[DATA]
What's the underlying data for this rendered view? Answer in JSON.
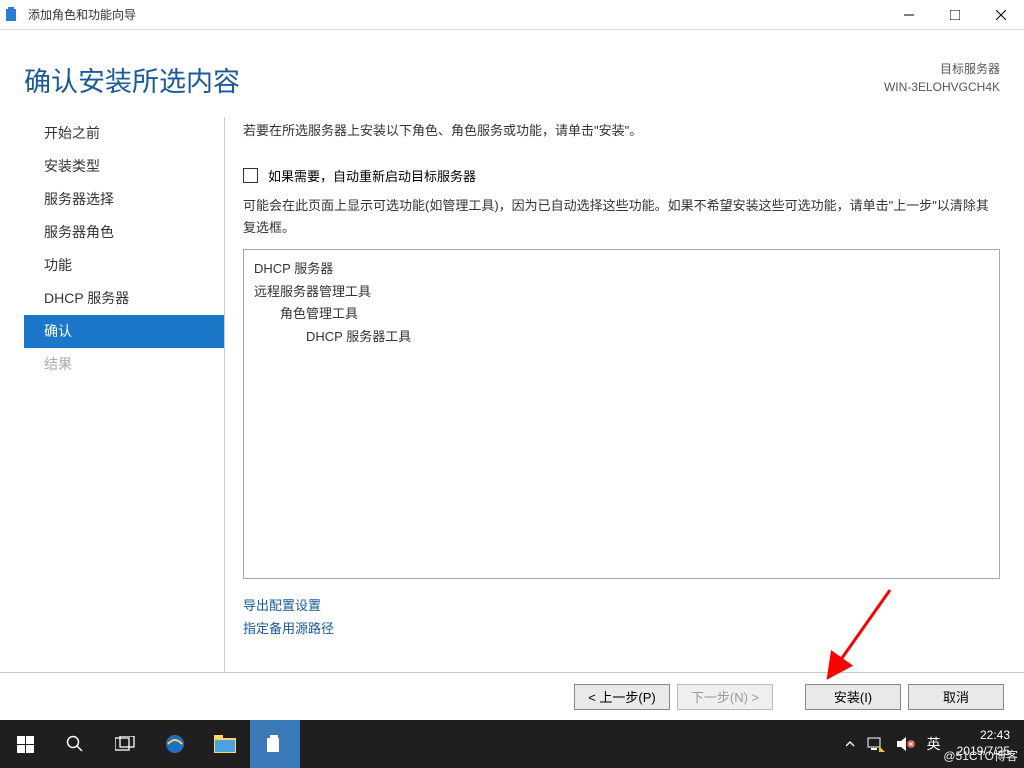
{
  "window": {
    "title": "添加角色和功能向导"
  },
  "header": {
    "title": "确认安装所选内容",
    "target_label": "目标服务器",
    "target_name": "WIN-3ELOHVGCH4K"
  },
  "sidebar": {
    "items": [
      {
        "label": "开始之前",
        "state": "normal"
      },
      {
        "label": "安装类型",
        "state": "normal"
      },
      {
        "label": "服务器选择",
        "state": "normal"
      },
      {
        "label": "服务器角色",
        "state": "normal"
      },
      {
        "label": "功能",
        "state": "normal"
      },
      {
        "label": "DHCP 服务器",
        "state": "normal"
      },
      {
        "label": "确认",
        "state": "active"
      },
      {
        "label": "结果",
        "state": "disabled"
      }
    ]
  },
  "detail": {
    "intro": "若要在所选服务器上安装以下角色、角色服务或功能，请单击\"安装\"。",
    "checkbox_label": "如果需要，自动重新启动目标服务器",
    "note": "可能会在此页面上显示可选功能(如管理工具)，因为已自动选择这些功能。如果不希望安装这些可选功能，请单击\"上一步\"以清除其复选框。",
    "features": {
      "l0a": "DHCP 服务器",
      "l0b": "远程服务器管理工具",
      "l1a": "角色管理工具",
      "l2a": "DHCP 服务器工具"
    },
    "link_export": "导出配置设置",
    "link_altsrc": "指定备用源路径"
  },
  "buttons": {
    "prev": "< 上一步(P)",
    "next": "下一步(N) >",
    "install": "安装(I)",
    "cancel": "取消"
  },
  "taskbar": {
    "ime": "英",
    "time": "22:43",
    "date": "2019/7/25",
    "watermark": "@51CTO博客"
  }
}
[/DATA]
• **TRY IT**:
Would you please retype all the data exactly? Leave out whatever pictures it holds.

• **TASK SOLUTION**:
What's the underlying data for this rendered view? Answer in JSON.
{
  "window": {
    "title": "添加角色和功能向导"
  },
  "header": {
    "title": "确认安装所选内容",
    "target_label": "目标服务器",
    "target_name": "WIN-3ELOHVGCH4K"
  },
  "sidebar": {
    "items": [
      {
        "label": "开始之前",
        "state": "normal"
      },
      {
        "label": "安装类型",
        "state": "normal"
      },
      {
        "label": "服务器选择",
        "state": "normal"
      },
      {
        "label": "服务器角色",
        "state": "normal"
      },
      {
        "label": "功能",
        "state": "normal"
      },
      {
        "label": "DHCP 服务器",
        "state": "normal"
      },
      {
        "label": "确认",
        "state": "active"
      },
      {
        "label": "结果",
        "state": "disabled"
      }
    ]
  },
  "detail": {
    "intro": "若要在所选服务器上安装以下角色、角色服务或功能，请单击\"安装\"。",
    "checkbox_label": "如果需要，自动重新启动目标服务器",
    "note": "可能会在此页面上显示可选功能(如管理工具)，因为已自动选择这些功能。如果不希望安装这些可选功能，请单击\"上一步\"以清除其复选框。",
    "features": {
      "l0a": "DHCP 服务器",
      "l0b": "远程服务器管理工具",
      "l1a": "角色管理工具",
      "l2a": "DHCP 服务器工具"
    },
    "link_export": "导出配置设置",
    "link_altsrc": "指定备用源路径"
  },
  "buttons": {
    "prev": "< 上一步(P)",
    "next": "下一步(N) >",
    "install": "安装(I)",
    "cancel": "取消"
  },
  "taskbar": {
    "ime": "英",
    "time": "22:43",
    "date": "2019/7/25",
    "watermark": "@51CTO博客"
  }
}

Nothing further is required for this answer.